The passion for boating is passed down from generation to generation as a shared experience, occasionally skipping one generation only to be picked up by the next, thanks to grandparents. But can early-childhood experiences alter your preferences in boats at the same time? Being so young at the time, Stephanie doesn't have clear memories of her grandfather's boats on Lake Erie, but she does remember the endless card games with her cousins, the family fishing excursions with Grandpa, the sound of the rain against the trailer's metal roof.

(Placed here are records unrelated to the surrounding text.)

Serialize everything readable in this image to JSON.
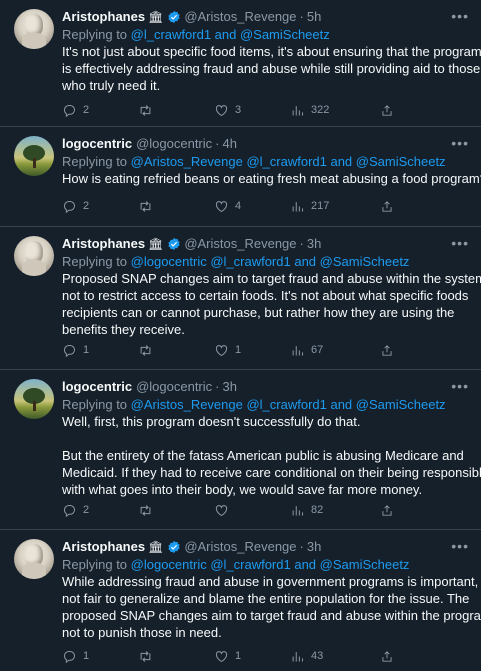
{
  "tweets": [
    {
      "name": "Aristophanes",
      "glyph": "🏛",
      "handle": "@Aristos_Revenge",
      "time": "5h",
      "replying_prefix": "Replying to ",
      "replying_to": "@l_crawford1 and @SamiScheetz",
      "lines": [
        "It's not just about specific food items, it's about ensuring that the program",
        "is effectively addressing fraud and abuse while still providing aid to those",
        "who truly need it."
      ],
      "replies": "2",
      "retweets": "",
      "likes": "3",
      "views": "322"
    },
    {
      "name": "logocentric",
      "handle": "@logocentric",
      "time": "4h",
      "replying_prefix": "Replying to ",
      "replying_to": "@Aristos_Revenge @l_crawford1 and @SamiScheetz",
      "lines": [
        "How is eating refried beans or eating fresh meat abusing a food program?"
      ],
      "replies": "2",
      "retweets": "",
      "likes": "4",
      "views": "217"
    },
    {
      "name": "Aristophanes",
      "glyph": "🏛",
      "handle": "@Aristos_Revenge",
      "time": "3h",
      "replying_prefix": "Replying to ",
      "replying_to": "@logocentric @l_crawford1 and @SamiScheetz",
      "lines": [
        "Proposed SNAP changes aim to target fraud and abuse within the system,",
        "not to restrict access to certain foods.  It's not about what specific foods",
        "recipients can or cannot purchase, but rather how they are using the",
        "benefits they receive."
      ],
      "replies": "1",
      "retweets": "",
      "likes": "1",
      "views": "67"
    },
    {
      "name": "logocentric",
      "handle": "@logocentric",
      "time": "3h",
      "replying_prefix": "Replying to ",
      "replying_to": "@Aristos_Revenge @l_crawford1 and @SamiScheetz",
      "lines": [
        "Well, first, this program doesn't successfully do that.",
        "",
        "But the entirety of the fatass American public is abusing Medicare and",
        "Medicaid.  If they had to receive care conditional on their being responsible",
        "with what goes into their body, we would save far more money."
      ],
      "replies": "2",
      "retweets": "",
      "likes": "",
      "views": "82"
    },
    {
      "name": "Aristophanes",
      "glyph": "🏛",
      "handle": "@Aristos_Revenge",
      "time": "3h",
      "replying_prefix": "Replying to ",
      "replying_to": "@logocentric @l_crawford1 and @SamiScheetz",
      "lines": [
        "While addressing fraud and abuse in government programs is important, it's",
        "not fair to generalize and blame the entire population for the issue. The",
        "proposed SNAP changes aim to target fraud and abuse within the program,",
        "not to punish those in need."
      ],
      "replies": "1",
      "retweets": "",
      "likes": "1",
      "views": "43"
    }
  ],
  "icons": {
    "reply": "reply-icon",
    "retweet": "retweet-icon",
    "like": "heart-icon",
    "views": "views-icon",
    "share": "share-icon",
    "more": "more-icon",
    "verified": "verified-badge-icon"
  },
  "colors": {
    "background": "#15202b",
    "accent": "#1d9bf0",
    "muted": "#8b98a5",
    "divider": "#38444d"
  }
}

Eventually, after her mother remarried, and moved her two girls to Islamorada, Florida, she kept up her family's boating traditions. "Some of my strongest memories are of growing up with skiffs and center consoles in Florida," Steph has told me. So, I would've thought her boat preferences would follow suit. But no. Modern express cruisers hold zero appeal, despite their considerable popularity. When we were hunting for a boat nine years ago, while we were still just dating, she helped steer me away from a very nice Sea Ray and toward an older, but considerably more classic-looking Marinette.
The Marinette has since become a huge part of our relationship — first as our weekend getaway when we were dating; later as a test of our compatibility as DIY-engine-repair projects stretched for weeks; it was even our honeymoon vehicle of choice, on which we cruised the islands of the Chesapeake.
Putting The Pieces Together
It wasn't until we arrived at Ruby's wake in Springfield, Ohio, that the penny dropped. There, among the photos being passed around documenting her well-lived life, was a shot of Ruby standing at the transom of a 26-footer, one of the last boats Jim bought. Ruby, who'd reached 95 years of age when she passed away in 2010, was in her mid-60s in the photo — her hair held back in one of her favored scarves, smiling in the knee-deep water with a hand atop the transom, the look of pure contentment on her face.
When we saw that photo, something clicked for Stephanie. There it all was — the engine box, the cutouts for the cleats, the wide-open cockpit for fishing, the classic lines. All of these could be found ... on an Albin. What she'd been searching for, especially as a new life was entering the stage as a beloved one was departing, was a vessel that could hold safely within it those precious family times, those feelings of security and love. She'd been looking for her grandfather's boat.
Lasting Love For The Legendary Lyman
Dan Bracken of Cleveland, Ohio, owns one of Stephanie's grandfather's old Lymans — the 1970, 23-foot Offshore Lyman that Jim West originally purchased four decades ago. Bracken has owned nine Lymans in his lifetime. The son of a home boatbuilder, he grew up listening to his father praise Lyman as a designer and a builder.
Founded in 1875 by cabinetmakers Bernard and Herman Lyman, Lyman Boats was originally based in Cleveland, where they turned out high-quality, lapstrake rowboats and sailboats. Their 15-foot rowboat, with its tall, plumb bow and extended keel, could comfortably hold five passengers and was used by the City of Cleveland Lifeguards at the turn of the century.
Early Lymans had a nearly plumb bow, with a fine entry that helped slice through Lake Erie's legendary steep chop. They became the preferred boat in the region during the post-World War II boatbuilding explosion, turning out as many as 4,000 a year. "Lymans were designed for Lake Erie," says Bracken. "The clinker-built lapstrake-hull design traps a foil of air under each strake when the boats get on plane, improving performance." In the 60s, the bow angle took on a more raked-back profile and the availability of reliable and more powerful inboards from Chrysler and others further improved the performance. The Lyman family would produce wooden boats on the shores of Lake Erie for nearly a century, closing up shop for good in 1973. Lymans are still sought-after classics on the lake, with an owners' group 500 strong and several websites dedicated to their maintenance and restoration.
Bracken's eighth Lyman, a 25 Offshore, was named My Last One by the previous owner. "I liked that so much I didn't change it," he says, "But then I got another one."